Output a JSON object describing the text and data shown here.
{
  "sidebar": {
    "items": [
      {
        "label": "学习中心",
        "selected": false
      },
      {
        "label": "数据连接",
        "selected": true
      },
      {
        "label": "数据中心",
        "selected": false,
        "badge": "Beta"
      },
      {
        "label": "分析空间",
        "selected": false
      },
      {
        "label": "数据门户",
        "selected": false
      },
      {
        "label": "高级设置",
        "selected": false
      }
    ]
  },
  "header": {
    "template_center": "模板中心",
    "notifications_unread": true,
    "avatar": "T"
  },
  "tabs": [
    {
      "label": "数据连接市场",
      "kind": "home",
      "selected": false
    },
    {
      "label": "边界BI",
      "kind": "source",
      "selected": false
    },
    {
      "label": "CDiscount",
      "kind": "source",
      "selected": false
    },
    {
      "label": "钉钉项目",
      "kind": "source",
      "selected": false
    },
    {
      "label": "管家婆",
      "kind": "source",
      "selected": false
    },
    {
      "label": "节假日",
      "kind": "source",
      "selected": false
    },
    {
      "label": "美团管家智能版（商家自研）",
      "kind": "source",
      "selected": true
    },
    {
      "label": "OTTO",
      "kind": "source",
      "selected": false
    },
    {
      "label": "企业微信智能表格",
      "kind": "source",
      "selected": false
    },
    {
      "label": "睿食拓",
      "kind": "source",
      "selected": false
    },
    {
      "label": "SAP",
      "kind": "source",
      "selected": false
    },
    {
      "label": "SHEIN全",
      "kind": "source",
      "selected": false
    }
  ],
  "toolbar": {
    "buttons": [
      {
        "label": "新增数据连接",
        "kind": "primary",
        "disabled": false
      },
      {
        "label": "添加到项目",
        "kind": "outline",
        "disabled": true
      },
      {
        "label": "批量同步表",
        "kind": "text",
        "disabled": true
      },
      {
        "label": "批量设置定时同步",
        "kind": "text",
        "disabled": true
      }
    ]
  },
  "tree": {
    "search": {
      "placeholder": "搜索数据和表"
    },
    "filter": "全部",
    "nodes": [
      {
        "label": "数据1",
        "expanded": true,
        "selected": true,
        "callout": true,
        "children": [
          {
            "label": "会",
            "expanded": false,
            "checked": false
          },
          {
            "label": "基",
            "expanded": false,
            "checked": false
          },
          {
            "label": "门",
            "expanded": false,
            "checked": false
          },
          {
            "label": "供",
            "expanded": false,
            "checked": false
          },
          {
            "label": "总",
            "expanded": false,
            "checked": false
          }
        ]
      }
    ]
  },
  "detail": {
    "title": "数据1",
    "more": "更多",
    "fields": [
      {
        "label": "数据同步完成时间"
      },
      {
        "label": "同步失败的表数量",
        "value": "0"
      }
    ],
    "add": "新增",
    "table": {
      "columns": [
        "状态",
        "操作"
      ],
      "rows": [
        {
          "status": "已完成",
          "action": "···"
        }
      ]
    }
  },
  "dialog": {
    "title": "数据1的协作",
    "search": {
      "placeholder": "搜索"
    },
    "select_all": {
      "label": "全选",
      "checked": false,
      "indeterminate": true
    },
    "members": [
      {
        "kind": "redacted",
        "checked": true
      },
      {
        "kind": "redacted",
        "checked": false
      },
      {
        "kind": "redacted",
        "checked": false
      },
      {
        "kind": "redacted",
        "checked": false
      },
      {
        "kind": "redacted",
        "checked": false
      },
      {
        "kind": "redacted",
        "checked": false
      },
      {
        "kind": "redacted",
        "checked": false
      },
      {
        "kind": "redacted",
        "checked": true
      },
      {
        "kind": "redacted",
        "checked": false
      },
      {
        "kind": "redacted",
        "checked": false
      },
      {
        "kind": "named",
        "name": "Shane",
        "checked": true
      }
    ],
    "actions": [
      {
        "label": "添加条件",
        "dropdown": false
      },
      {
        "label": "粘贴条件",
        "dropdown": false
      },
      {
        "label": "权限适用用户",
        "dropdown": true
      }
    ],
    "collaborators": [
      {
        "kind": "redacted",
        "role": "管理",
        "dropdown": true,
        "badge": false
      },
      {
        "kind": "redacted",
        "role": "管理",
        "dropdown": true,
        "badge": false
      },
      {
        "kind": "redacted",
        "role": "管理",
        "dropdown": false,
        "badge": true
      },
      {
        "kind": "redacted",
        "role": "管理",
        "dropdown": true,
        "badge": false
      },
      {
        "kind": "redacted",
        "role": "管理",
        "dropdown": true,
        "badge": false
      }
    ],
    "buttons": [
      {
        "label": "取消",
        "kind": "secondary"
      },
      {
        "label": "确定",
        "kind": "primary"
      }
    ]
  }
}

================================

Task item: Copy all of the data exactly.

Your solution:
Output a JSON object describing the text and data shown here.
{
  "sidebar": {
    "items": [
      {
        "label": "学习中心",
        "selected": false
      },
      {
        "label": "数据连接",
        "selected": true
      },
      {
        "label": "数据中心",
        "selected": false,
        "badge": "Beta"
      },
      {
        "label": "分析空间",
        "selected": false
      },
      {
        "label": "数据门户",
        "selected": false
      },
      {
        "label": "高级设置",
        "selected": false
      }
    ]
  },
  "header": {
    "template_center": "模板中心",
    "notifications_unread": true,
    "avatar": "T"
  },
  "tabs": [
    {
      "label": "数据连接市场",
      "kind": "home",
      "selected": false
    },
    {
      "label": "边界BI",
      "kind": "source",
      "selected": false
    },
    {
      "label": "CDiscount",
      "kind": "source",
      "selected": false
    },
    {
      "label": "钉钉项目",
      "kind": "source",
      "selected": false
    },
    {
      "label": "管家婆",
      "kind": "source",
      "selected": false
    },
    {
      "label": "节假日",
      "kind": "source",
      "selected": false
    },
    {
      "label": "美团管家智能版（商家自研）",
      "kind": "source",
      "selected": true
    },
    {
      "label": "OTTO",
      "kind": "source",
      "selected": false
    },
    {
      "label": "企业微信智能表格",
      "kind": "source",
      "selected": false
    },
    {
      "label": "睿食拓",
      "kind": "source",
      "selected": false
    },
    {
      "label": "SAP",
      "kind": "source",
      "selected": false
    },
    {
      "label": "SHEIN全",
      "kind": "source",
      "selected": false
    }
  ],
  "toolbar": {
    "buttons": [
      {
        "label": "新增数据连接",
        "kind": "primary",
        "disabled": false
      },
      {
        "label": "添加到项目",
        "kind": "outline",
        "disabled": true
      },
      {
        "label": "批量同步表",
        "kind": "text",
        "disabled": true
      },
      {
        "label": "批量设置定时同步",
        "kind": "text",
        "disabled": true
      }
    ]
  },
  "tree": {
    "search": {
      "placeholder": "搜索数据和表"
    },
    "filter": "全部",
    "nodes": [
      {
        "label": "数据1",
        "expanded": true,
        "selected": true,
        "callout": true,
        "children": [
          {
            "label": "会",
            "expanded": false,
            "checked": false
          },
          {
            "label": "基",
            "expanded": false,
            "checked": false
          },
          {
            "label": "门",
            "expanded": false,
            "checked": false
          },
          {
            "label": "供",
            "expanded": false,
            "checked": false
          },
          {
            "label": "总",
            "expanded": false,
            "checked": false
          }
        ]
      }
    ]
  },
  "detail": {
    "title": "数据1",
    "more": "更多",
    "fields": [
      {
        "label": "数据同步完成时间"
      },
      {
        "label": "同步失败的表数量",
        "value": "0"
      }
    ],
    "add": "新增",
    "table": {
      "columns": [
        "状态",
        "操作"
      ],
      "rows": [
        {
          "status": "已完成",
          "action": "···"
        }
      ]
    }
  },
  "dialog": {
    "title": "数据1的协作",
    "search": {
      "placeholder": "搜索"
    },
    "select_all": {
      "label": "全选",
      "checked": false,
      "indeterminate": true
    },
    "members": [
      {
        "kind": "redacted",
        "checked": true
      },
      {
        "kind": "redacted",
        "checked": false
      },
      {
        "kind": "redacted",
        "checked": false
      },
      {
        "kind": "redacted",
        "checked": false
      },
      {
        "kind": "redacted",
        "checked": false
      },
      {
        "kind": "redacted",
        "checked": false
      },
      {
        "kind": "redacted",
        "checked": false
      },
      {
        "kind": "redacted",
        "checked": true
      },
      {
        "kind": "redacted",
        "checked": false
      },
      {
        "kind": "redacted",
        "checked": false
      },
      {
        "kind": "named",
        "name": "Shane",
        "checked": true
      }
    ],
    "actions": [
      {
        "label": "添加条件",
        "dropdown": false
      },
      {
        "label": "粘贴条件",
        "dropdown": false
      },
      {
        "label": "权限适用用户",
        "dropdown": true
      }
    ],
    "collaborators": [
      {
        "kind": "redacted",
        "role": "管理",
        "dropdown": true,
        "badge": false
      },
      {
        "kind": "redacted",
        "role": "管理",
        "dropdown": true,
        "badge": false
      },
      {
        "kind": "redacted",
        "role": "管理",
        "dropdown": false,
        "badge": true
      },
      {
        "kind": "redacted",
        "role": "管理",
        "dropdown": true,
        "badge": false
      },
      {
        "kind": "redacted",
        "role": "管理",
        "dropdown": true,
        "badge": false
      }
    ],
    "buttons": [
      {
        "label": "取消",
        "kind": "secondary"
      },
      {
        "label": "确定",
        "kind": "primary"
      }
    ]
  }
}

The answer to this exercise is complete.